Find the lines below that contain the string "JSON". Copy each one.

**Records shown:**
=== Section Start ===

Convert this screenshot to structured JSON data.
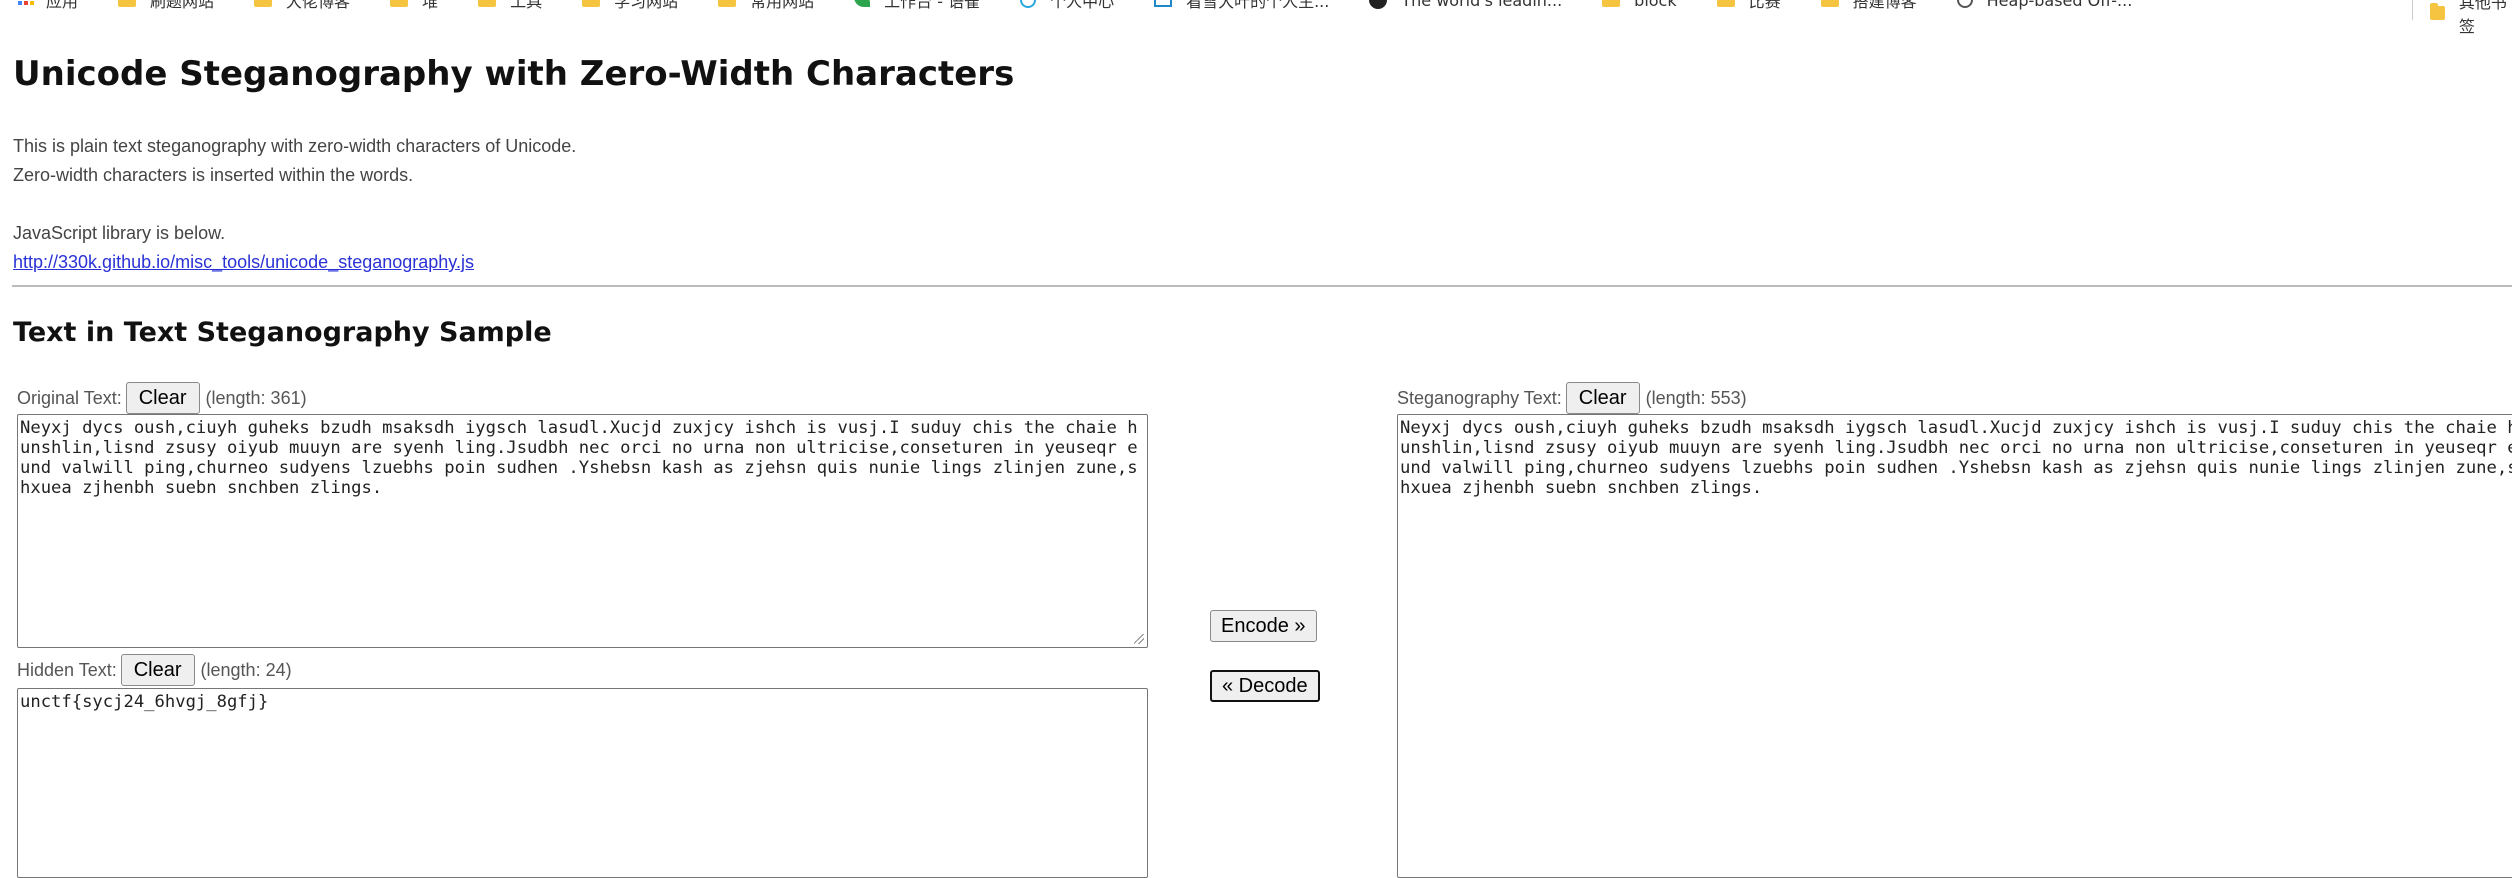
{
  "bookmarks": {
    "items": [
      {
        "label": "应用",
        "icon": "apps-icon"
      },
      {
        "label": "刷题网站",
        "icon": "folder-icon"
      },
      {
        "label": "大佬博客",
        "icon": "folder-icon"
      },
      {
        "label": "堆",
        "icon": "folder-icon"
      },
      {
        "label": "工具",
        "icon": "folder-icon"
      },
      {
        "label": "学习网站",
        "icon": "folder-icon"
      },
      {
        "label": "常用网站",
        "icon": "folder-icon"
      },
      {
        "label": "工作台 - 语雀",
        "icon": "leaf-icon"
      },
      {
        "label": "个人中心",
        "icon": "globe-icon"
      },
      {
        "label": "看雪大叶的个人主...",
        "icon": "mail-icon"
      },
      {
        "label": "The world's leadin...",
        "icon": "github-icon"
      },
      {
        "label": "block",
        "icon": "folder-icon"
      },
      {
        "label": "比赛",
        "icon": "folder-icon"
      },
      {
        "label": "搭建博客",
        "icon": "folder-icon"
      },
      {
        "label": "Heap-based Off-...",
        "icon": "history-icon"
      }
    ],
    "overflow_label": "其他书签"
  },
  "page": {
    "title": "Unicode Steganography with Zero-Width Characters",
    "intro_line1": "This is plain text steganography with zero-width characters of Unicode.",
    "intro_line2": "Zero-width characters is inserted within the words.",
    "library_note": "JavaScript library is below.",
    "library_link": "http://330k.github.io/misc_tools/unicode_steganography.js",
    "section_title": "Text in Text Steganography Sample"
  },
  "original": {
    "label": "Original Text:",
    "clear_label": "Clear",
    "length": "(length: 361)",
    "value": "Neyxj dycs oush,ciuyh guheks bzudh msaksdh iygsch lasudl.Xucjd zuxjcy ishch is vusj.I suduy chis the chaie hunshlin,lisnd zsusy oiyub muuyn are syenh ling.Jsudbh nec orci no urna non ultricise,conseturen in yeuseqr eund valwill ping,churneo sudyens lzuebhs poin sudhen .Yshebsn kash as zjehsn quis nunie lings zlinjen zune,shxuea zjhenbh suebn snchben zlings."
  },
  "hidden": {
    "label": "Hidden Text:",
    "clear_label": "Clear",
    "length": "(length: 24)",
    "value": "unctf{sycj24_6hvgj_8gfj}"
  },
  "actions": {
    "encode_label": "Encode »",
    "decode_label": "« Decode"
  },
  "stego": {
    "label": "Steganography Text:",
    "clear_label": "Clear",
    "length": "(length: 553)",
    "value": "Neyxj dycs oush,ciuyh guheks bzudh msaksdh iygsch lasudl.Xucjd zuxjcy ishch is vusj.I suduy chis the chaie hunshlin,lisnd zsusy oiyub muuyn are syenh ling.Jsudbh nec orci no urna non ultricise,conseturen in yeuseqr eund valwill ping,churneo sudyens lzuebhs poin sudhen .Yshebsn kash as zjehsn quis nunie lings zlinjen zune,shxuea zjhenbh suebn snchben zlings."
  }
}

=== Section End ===
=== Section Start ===

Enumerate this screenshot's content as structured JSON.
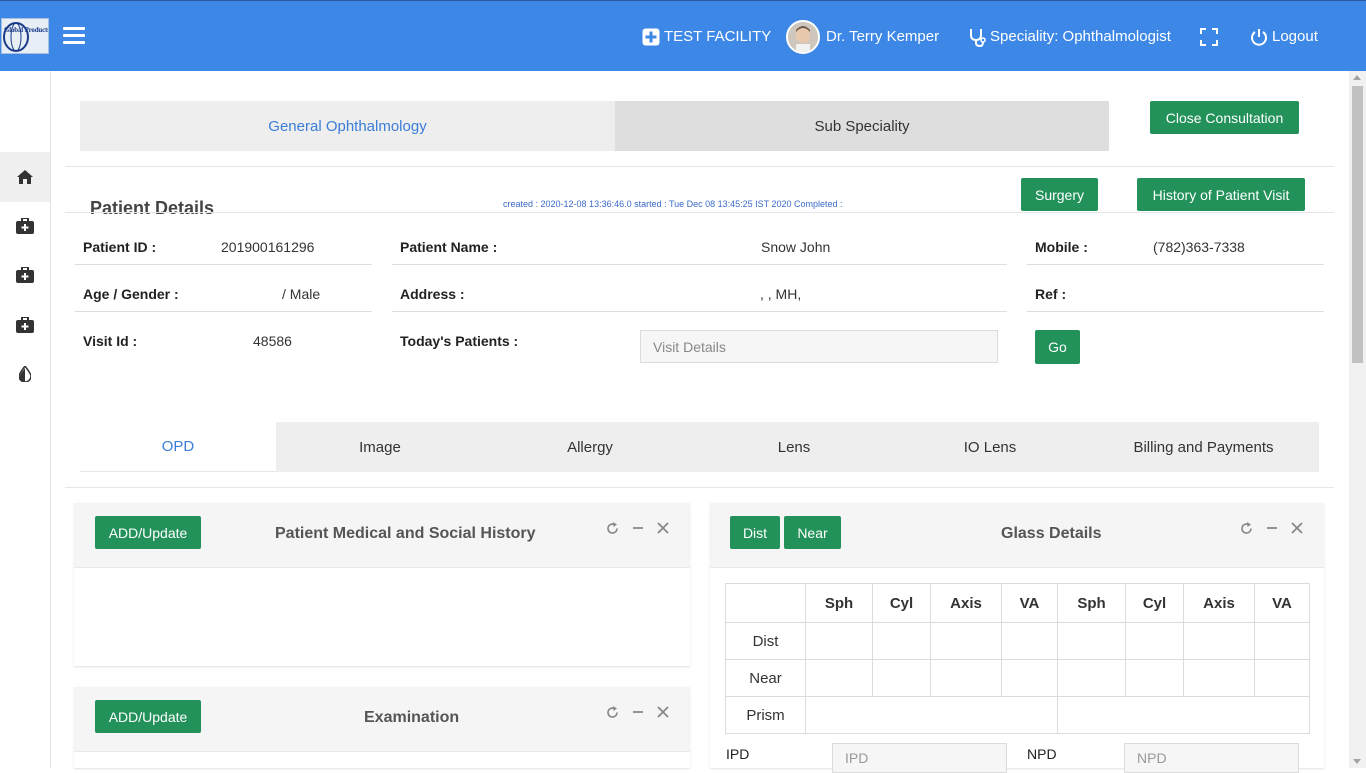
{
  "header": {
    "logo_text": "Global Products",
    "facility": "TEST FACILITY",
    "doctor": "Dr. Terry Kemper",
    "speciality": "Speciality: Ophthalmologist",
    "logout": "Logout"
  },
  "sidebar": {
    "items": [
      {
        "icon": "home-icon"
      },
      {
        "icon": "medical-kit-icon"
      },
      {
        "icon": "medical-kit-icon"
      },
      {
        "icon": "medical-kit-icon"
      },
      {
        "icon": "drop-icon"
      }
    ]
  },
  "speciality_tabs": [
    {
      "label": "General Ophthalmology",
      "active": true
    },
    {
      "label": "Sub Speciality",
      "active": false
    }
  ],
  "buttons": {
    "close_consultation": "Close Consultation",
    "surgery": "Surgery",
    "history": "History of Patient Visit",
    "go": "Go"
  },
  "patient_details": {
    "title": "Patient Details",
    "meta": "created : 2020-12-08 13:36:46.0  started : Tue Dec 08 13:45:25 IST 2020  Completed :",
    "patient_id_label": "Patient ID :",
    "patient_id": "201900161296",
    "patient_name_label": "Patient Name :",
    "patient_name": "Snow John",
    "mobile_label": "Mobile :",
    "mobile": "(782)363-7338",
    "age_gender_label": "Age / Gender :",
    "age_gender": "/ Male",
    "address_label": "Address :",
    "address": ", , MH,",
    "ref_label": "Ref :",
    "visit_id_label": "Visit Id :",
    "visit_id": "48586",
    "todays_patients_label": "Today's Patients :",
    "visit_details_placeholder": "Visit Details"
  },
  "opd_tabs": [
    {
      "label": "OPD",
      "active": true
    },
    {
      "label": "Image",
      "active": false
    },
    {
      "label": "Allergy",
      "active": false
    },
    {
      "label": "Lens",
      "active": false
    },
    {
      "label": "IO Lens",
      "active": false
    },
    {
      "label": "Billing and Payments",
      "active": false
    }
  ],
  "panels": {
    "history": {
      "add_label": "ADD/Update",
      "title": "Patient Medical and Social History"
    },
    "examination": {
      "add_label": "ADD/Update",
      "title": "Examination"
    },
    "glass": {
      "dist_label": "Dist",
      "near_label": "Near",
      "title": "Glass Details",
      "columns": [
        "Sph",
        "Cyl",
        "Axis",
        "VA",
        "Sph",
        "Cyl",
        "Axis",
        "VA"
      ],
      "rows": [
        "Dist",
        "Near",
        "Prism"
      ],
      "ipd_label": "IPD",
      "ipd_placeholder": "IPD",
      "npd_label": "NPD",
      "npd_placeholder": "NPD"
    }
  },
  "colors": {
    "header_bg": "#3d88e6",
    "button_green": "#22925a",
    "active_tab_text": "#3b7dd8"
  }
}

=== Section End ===
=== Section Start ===

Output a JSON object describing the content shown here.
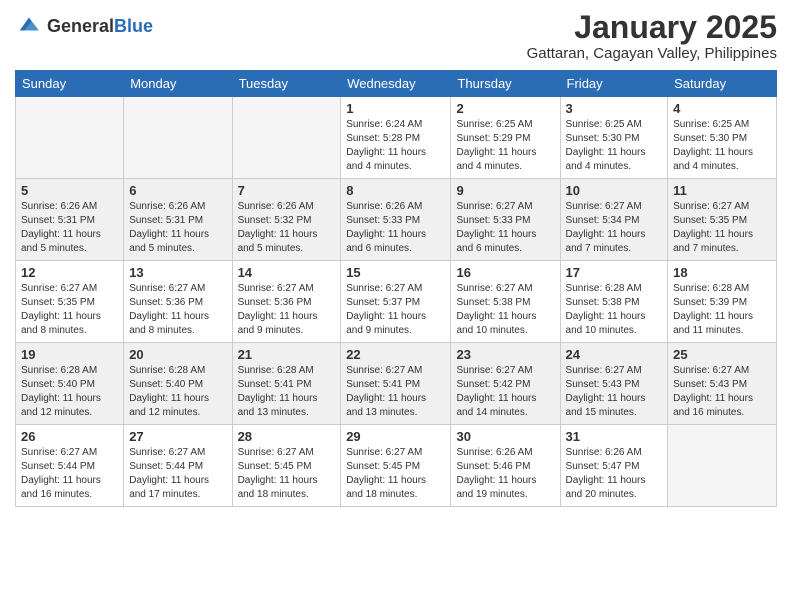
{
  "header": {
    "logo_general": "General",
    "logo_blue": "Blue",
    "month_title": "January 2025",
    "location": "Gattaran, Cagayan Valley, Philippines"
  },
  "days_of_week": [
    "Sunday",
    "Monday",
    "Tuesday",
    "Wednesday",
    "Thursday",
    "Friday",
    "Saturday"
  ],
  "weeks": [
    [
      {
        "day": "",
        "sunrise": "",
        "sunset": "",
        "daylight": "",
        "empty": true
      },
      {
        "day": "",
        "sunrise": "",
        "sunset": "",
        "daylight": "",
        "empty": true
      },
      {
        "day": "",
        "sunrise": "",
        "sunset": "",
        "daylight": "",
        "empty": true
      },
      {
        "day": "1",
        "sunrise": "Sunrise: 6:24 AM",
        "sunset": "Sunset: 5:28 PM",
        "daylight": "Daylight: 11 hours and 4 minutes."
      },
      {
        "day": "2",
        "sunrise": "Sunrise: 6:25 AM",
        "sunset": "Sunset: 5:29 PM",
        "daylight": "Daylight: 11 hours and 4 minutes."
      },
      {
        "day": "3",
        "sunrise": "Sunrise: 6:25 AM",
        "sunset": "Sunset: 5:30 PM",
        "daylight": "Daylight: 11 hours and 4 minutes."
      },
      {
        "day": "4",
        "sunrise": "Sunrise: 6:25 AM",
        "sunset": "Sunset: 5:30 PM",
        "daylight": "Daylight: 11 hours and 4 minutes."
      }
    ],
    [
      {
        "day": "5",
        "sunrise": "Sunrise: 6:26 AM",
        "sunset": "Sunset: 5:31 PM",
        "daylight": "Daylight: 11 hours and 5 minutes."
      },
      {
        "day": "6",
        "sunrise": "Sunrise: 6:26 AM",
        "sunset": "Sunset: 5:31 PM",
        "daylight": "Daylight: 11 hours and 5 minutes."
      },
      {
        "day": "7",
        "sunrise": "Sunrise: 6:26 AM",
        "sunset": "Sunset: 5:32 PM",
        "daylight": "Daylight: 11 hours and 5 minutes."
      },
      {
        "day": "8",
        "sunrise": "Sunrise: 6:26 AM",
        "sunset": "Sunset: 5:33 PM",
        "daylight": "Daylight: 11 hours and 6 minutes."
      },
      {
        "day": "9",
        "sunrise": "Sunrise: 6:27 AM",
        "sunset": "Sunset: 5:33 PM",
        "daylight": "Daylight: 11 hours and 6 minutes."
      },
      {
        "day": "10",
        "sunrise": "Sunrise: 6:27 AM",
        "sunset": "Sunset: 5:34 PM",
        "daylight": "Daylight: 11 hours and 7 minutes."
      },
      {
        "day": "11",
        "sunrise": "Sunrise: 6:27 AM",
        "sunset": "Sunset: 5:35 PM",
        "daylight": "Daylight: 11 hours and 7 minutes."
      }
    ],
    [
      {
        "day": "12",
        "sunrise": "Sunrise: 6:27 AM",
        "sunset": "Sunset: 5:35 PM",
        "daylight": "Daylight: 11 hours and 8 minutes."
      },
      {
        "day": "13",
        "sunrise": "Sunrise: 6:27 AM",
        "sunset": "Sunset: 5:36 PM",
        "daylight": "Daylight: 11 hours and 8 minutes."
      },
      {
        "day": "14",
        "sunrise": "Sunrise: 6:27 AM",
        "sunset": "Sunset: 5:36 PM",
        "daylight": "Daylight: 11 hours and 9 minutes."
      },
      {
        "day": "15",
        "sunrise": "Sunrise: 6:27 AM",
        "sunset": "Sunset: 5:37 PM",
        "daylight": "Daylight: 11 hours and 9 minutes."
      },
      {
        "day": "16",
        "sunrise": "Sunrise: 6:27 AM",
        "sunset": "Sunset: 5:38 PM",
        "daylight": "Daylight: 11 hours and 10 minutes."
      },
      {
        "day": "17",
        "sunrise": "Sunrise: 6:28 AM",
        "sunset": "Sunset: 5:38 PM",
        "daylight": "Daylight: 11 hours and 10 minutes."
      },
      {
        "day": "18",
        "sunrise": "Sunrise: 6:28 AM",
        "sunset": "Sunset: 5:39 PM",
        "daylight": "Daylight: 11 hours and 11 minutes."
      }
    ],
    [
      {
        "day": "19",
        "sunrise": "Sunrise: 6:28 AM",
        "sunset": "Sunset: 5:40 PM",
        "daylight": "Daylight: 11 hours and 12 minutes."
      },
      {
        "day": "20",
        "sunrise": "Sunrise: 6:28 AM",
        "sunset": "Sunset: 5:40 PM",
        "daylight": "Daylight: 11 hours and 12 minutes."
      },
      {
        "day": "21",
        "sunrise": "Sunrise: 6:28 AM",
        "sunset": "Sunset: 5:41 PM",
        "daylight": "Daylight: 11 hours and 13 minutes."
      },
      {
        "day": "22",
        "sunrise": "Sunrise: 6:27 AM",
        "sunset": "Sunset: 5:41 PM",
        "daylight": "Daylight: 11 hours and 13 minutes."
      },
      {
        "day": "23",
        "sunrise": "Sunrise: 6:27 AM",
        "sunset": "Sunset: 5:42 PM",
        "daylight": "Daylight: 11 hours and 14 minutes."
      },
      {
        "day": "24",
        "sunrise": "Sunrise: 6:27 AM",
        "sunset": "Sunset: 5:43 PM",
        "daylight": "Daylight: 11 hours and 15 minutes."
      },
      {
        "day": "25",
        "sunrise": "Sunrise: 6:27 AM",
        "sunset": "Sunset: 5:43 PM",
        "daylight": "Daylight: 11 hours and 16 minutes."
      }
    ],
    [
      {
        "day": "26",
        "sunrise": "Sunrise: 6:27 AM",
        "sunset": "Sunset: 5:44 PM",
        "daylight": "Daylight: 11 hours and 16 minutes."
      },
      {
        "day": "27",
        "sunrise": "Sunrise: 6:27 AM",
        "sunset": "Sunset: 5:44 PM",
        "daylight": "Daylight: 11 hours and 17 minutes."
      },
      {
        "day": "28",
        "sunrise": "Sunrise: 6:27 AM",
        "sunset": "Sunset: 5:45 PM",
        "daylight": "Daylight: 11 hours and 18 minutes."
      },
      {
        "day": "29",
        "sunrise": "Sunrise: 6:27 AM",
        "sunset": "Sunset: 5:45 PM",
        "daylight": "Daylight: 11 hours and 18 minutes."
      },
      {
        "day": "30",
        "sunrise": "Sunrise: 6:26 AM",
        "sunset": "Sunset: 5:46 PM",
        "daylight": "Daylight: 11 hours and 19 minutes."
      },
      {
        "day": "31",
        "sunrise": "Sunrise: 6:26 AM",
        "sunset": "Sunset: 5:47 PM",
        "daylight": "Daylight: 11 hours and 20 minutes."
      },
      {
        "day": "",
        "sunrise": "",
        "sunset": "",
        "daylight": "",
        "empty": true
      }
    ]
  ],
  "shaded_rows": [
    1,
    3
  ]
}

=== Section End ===

**Output for this exercise:**
Convert this screenshot to structured JSON data.
Enumerate this screenshot's content as structured JSON.
Output a JSON object describing the content shown here.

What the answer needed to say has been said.